"Over 80% of diabetic leg amputations due to peripheral artery disease can be prevented with early diagnosis and prompt treatment," Rubin says.
Las Vegas, Nevada (PRWEB) January 22, 2015
Preventive Foot Care Centers of America®, a managed care network of podiatry practices administered by the Las Vegas-based Lower Extremity Amputation Prevention (LEAP) Alliance, today announced a collaboration with Koven Technology, Inc., the nation's leading manufacturer of specialized Doppler ultrasound devices used to detect peripheral artery disease (PAD) in the legs and feet. PAD involves obstruction of the normal blood supply to the lower extremities which can lead to amputations especially in diabetics.
Koven is helping to fund LEAP Alliance public and health care provider education programs through its sales of the "SmartDop" Doppler ultrasound device and software used to screen for and diagnose PAD. The public education program includes reaching out to primary care physicians who treat diabetic patients and other patients at risk of leg amputations, but often do not have the time or are not trained to provide comprehensive foot examinations that include screening for PAD. Physicians are being urged to refer their diabetic patients to one of the LEAP Alliance’s Preventive Foot Care Centers near them for free PAD screening.
Because persons with PAD often do not know their circulation is impaired, referring patients for foot screening enables its early detection and prompt treatment before complications occur.
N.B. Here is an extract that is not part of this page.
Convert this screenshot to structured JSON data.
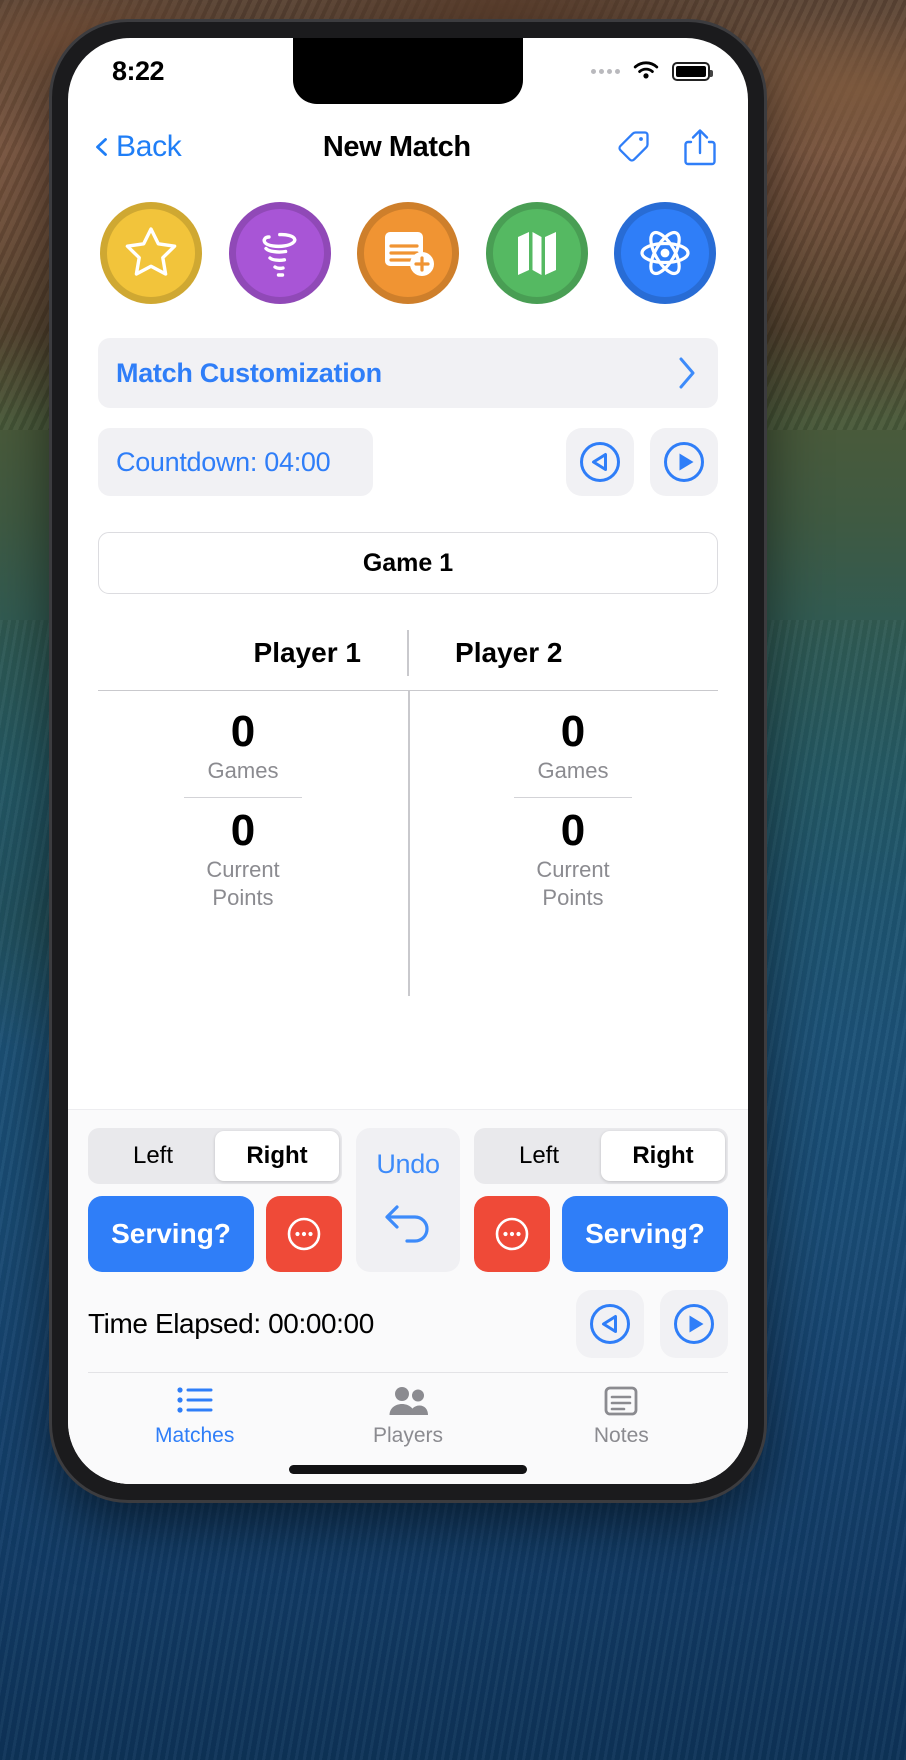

These complications, such as open skin wounds and infections, are particularly apt to occur in diabetics who are at much higher risk of foot and leg amputations than non-diabetics.
"We know that our partnership with Koven Technology will help us expand this Las Vegas free preventive foot screening program to communities elsewhere," says Las Vegas podiatrist Earl Jacobson, who directs a Preventive Foot Care Center foot screening and treatment clinic.
Another LEAP Alliance partnership is making the Las Vegas free foot screening program possible. Volunteer members of Lions Clubs in the Las Vegas area have formed a Medical Team consisting of those members who have a health care background and non-health professional members who assist them in public health improvement programs. These members are trained and certified by the LEAP Alliance to assist in providing preventive foot screenings. Jacobson is an active member of the Summerlin Lions Club Medical Team, and Summerlin Lions Club member Jeannette Long, a registered nurse, assists him when he performs screenings for PAD.
"The word 'Alliance' in the name LEAP Alliance points out how different persons and groups with different backgrounds, even commercial entities like Koven Technology, are working together to save diabetic limbs," says Lawrence Rubin, podiatrist director of the LEAP Alliance. "Over 80% of diabetic leg amputations due to peripheral artery disease can be prevented with early diagnosis and prompt treatment," Rubin says.
Jacobson says that donating his time to provide free foot screenings gives him a chance to help the community and at the same time, be available to persons who need care of PAD and other foot problems found by the screenings. "Sometimes this can be very frustrating," Jacobson says. "Finding PAD and foot problems that need to be treated, then finding out that the person has Medicaid or other insurance that does not cover the costs involved with special shoes, braces, medications and other podiatric preventive treatment presents a real problem." He offers discounts to persons at risk of serious complications who are not covered by insurance and have to pay themselves, and he even gives pro bono care to uninsured persons with emergency problems that need immediate attention.
"There is only so much time and materials I or any other LEAP Alliance network podiatrist can give away, given the high overhead costs of running a medical office," Jacobson says. Nevada is one of just a few states in which Medicaid will not pay for amputation prevention foot care by a podiatrist. Jacobson says that the solution to this problem would be the Nevada State Legislature making provisions for payment to podiatrists for diabetic amputation prevention services. "It has been proven statistically that preventing amputation is a lot less costly than paying for them, so it is puzzling that the Nevada Legislature has not taken action to correct this situation."